TAILEVU fans, with their green flags and Push Tailevu banners, are expected to flood the Jet Set town of Nadi tomorrow to add a vital component that could bring victory in the Farebrother-Sullivan Trophy challenge.
Pressure rugby is how Tailevu ended Nadroga's unbeaten run last April and they are expected to pick up their game at Prince Charles Park in Nadi from where they left off at Ratu Cakobau Park.
Nadroga fans have recently been selective of teams to watch and against Tailevu at Ratu Cakobau Park, Tailevu fans out roared the visitors and it can have a devastating effect if players are not used to it.
In French rugby and all spectator sports, including tennis, see fans bring brass bands to make noise and create confusion all throughout the game. In 1999 this was the situation which saw the referee lose control of Fiji's game against France in Toulouse.
Fans can influence the outcome of the game just with their cheering and noise making and Nadroga fans do so especially when they do not have the trophy and they travel to challenge the holders whether it is in Nadi, Nausori or Suva.
They do not as much travel in many bus loads during defences or round robin matches.
But with Tailevu being a threat, it could be a case of who out roars each other at Prince Charles Park.
Tailevu fans still feel cheated in the loss against Naitasiri and believe that the players had let their guards down and they are expected to rise to the occasion when they are required to do so at a crucial game like the Faberother-Sullivan Trophy challenge.
To apply pressure rugby means that tackles will be made on the spot that the ball is received and the Tailevu defence will have to stand up straight in the face of Nadroga's sweeping defence.
It will also mean not letting ace kicker Jonetani Ralulu get away with those big line kicks. Because he adds a lot of power into his boots, he takes a bit of time to make his big swing.
Likewise Nadroga will have to put pressure on the Tailevu kickers at all times.
Continuous pressure forces errors and the kickers Jonetani Ralulu for Nadroga and Tailevu's Jaoji Dakuvula have boots that have won matches.
Dakuvula kicked most of the points in Tailevu's 15-14 win and Ralulu is the country's most consistent goalkicker.

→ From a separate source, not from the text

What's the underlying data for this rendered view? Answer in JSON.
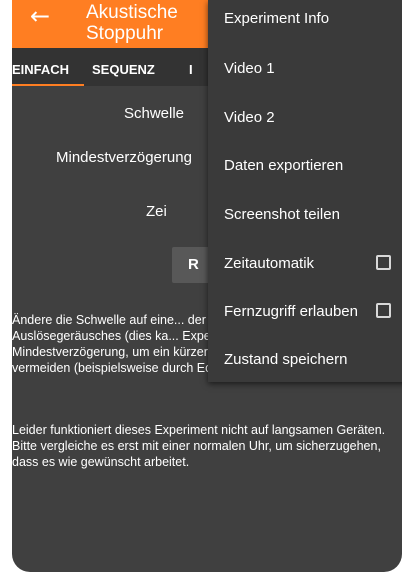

Nadroga runs the ball from all over the paddock and any well-prepared team can turn this strength into weakness as Tailevu showed. The hosts adapted to their wet ground conditions while Nadroga opted to entertain and play their quick passing and open rugby style which saw them continually losing and spilling over possession.
It will be a different ball game altogether at Nadi where it is expected to be very dry and hot.
Last week Nadroga played almost faultless as far as dropped balls go.
Dropped balls kill the flow and momentum of their game and last week the trainers did their homework as far as recovery goes and ice towels were applied throughout the game.
In April, Tailevu played their game in Nadroga's half and when Nadroga were in possession they pressured them into making mistakes and used their bigger forwards to screw down the lid on the pressure-cooker.
Tailevu's experienced players led by skipper and number eight Eseria Vueti, Jeke Lalai, Jo Dakuitoga, livewire hooker Tevita Rabukawaqa, Mosese Vasuitoga and Aminiasi Nava held the fort well and the goalkicking of Jaoji Dakuvula turned Nadroga's mistakes into points.
Big lock Leone Nakarawa, who missed Tailevu's game against Nadroga in April because of the Fiji participation in the Pacifc Nations Cup in Japan, will be expected to disrupt the Nadroga lineouts.
He faces his Fiji team locking partner Sekonaia Kalou in the battle for the lineouts and he is a hard man to stop as he gets away with all sort of things against his tauvu.
Last week, Naitasiri found holes in the Nadroga defence on the flanks catching the cover napping twice leading to well-deserved tries.
If Tailevu has to win then they will have to kick off with a flying start like Naitasiri did and maintain pressure, not for 60 minutes, but for the full 80 minutes.